§ EXERCISE REQUIREMENTS
Look for the word "content" in the entries below, then copy every line that has it.

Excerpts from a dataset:
::::
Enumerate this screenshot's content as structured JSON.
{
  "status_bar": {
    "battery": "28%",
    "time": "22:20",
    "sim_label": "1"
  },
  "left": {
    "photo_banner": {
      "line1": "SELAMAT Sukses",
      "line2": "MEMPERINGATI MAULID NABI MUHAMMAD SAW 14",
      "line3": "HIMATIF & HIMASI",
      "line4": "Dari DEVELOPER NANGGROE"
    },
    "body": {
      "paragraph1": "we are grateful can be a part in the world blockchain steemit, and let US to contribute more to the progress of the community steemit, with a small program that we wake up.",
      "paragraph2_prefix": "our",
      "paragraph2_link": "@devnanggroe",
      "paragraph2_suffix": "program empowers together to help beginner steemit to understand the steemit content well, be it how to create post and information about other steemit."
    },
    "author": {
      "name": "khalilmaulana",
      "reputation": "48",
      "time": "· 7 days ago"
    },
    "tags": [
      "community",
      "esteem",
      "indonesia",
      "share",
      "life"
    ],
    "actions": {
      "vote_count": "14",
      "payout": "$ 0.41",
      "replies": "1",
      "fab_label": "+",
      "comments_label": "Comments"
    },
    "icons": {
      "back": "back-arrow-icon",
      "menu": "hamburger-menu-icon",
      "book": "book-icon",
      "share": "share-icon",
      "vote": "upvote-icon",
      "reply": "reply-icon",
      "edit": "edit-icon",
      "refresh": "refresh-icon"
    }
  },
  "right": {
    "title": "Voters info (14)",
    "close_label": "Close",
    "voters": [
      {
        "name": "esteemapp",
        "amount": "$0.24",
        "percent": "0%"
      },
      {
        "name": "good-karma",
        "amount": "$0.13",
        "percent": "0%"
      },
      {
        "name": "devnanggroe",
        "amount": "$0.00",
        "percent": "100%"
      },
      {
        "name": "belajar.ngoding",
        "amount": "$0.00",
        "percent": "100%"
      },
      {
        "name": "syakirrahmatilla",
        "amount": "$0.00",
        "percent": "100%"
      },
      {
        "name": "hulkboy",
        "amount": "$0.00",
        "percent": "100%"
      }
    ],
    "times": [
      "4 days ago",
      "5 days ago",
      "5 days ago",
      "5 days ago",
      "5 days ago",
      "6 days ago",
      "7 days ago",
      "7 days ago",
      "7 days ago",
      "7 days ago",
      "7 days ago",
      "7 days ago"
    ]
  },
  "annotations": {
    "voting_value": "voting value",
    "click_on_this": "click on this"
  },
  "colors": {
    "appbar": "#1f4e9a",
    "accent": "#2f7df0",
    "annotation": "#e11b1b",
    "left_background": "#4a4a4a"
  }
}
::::
§ SOLUTION TO THE EXERCISE
Enumerate this screenshot's content as structured JSON.
      "paragraph2_suffix": "program empowers together to help beginner steemit to understand the steemit content well, be it how to create post and information about other steemit."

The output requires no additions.